Now modernism acts more cautiously, systematically, and consistently, without loud slogans and excesses, but the scope of its struggle has become significantly wider. Modernism digs a deep mine under Orthodox dogmatics, while claiming that its only goal is to purify the later accretions to traditional beliefs.
Today I would like to speak to the ladies. I will try to give practical advice on the theme: “woman and children”. I will warn you from the very beginning that it is not for all. I expect criticism and disagreement. But perhaps some will listen to me and try to look at their lives in the light of reflection on the suggested subject.
I pray to God that you all might find this path and meet the love of your life on it, and that you might walk hand-in-hand with them, and not that one be pulled here, and another there, but that you were both pulled to the East, that is, to Christ! I always pray to God, that you would experience the very greatest miracle—the feeling of God’s presence and love in our hearts and lives!
What is meant, brethren, by this wedding garment? It cannot signify either Baptism or faith, because who can enter this marriage feast without Baptism or without faith? Because undoubtedly the mere fact of not believing excludes one from the Church.
Everyone, whether or not he is a Christian, must expect a certain amount of sickness and discomfort to enter his life. Physical pain is universal; no one escapes it. Therefore, how much we suffer from illness, or how intensely, does not matter so much as how we understand these infirmities. The understanding is all.
With God’s help, the abbess finds ways to overcome difficulties and to heal spiritual illnesses. In order to achieve this the abbess is called to love each sister with a spiritual love, to instruct with love, and to endure the infirmities of her spiritual children, just as the Lord endures our sins.
A text message comes from his favorite clothing store informing that huge discounts are at hand and he feels he needs to renew his wardrobe. In a word, he has a whole lot of problems to solve promptly, preferably without headache and complications. And there is no getting away from it: he has to worry about his future, not least about tomorrow, all the time.
There is probably no one in Russia or America who hasn’t heard about the terrible terrorist attacks in Spain which occurred several days ago. However, our readers will probably be interested in learning about the “Spanish” view of what happened, and about the concealed, mystical underpinnings of these bloody events, of which absolutely nothing is said in the secular media.

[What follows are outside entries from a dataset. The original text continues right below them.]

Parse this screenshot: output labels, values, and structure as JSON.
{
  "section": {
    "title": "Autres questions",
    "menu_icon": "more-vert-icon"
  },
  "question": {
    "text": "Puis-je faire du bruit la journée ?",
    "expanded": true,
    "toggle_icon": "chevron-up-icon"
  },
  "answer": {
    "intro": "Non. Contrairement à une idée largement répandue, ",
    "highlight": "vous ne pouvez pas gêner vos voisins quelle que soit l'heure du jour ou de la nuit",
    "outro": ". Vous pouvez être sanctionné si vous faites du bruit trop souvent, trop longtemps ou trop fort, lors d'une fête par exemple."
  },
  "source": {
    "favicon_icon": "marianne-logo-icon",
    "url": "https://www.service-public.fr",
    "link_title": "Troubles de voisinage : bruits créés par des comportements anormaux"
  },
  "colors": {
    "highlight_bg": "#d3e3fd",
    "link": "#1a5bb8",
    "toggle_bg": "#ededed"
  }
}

We are also watchful when we take care that we don’t neglect our own spiritual lives and lose our focus. The Lord Jesus says that if we are not ready for His coming, it will be “like a thief in the night.” We can meet our king at any moment. The apostle asks us to be watchful so that the moment does not catch us off guard.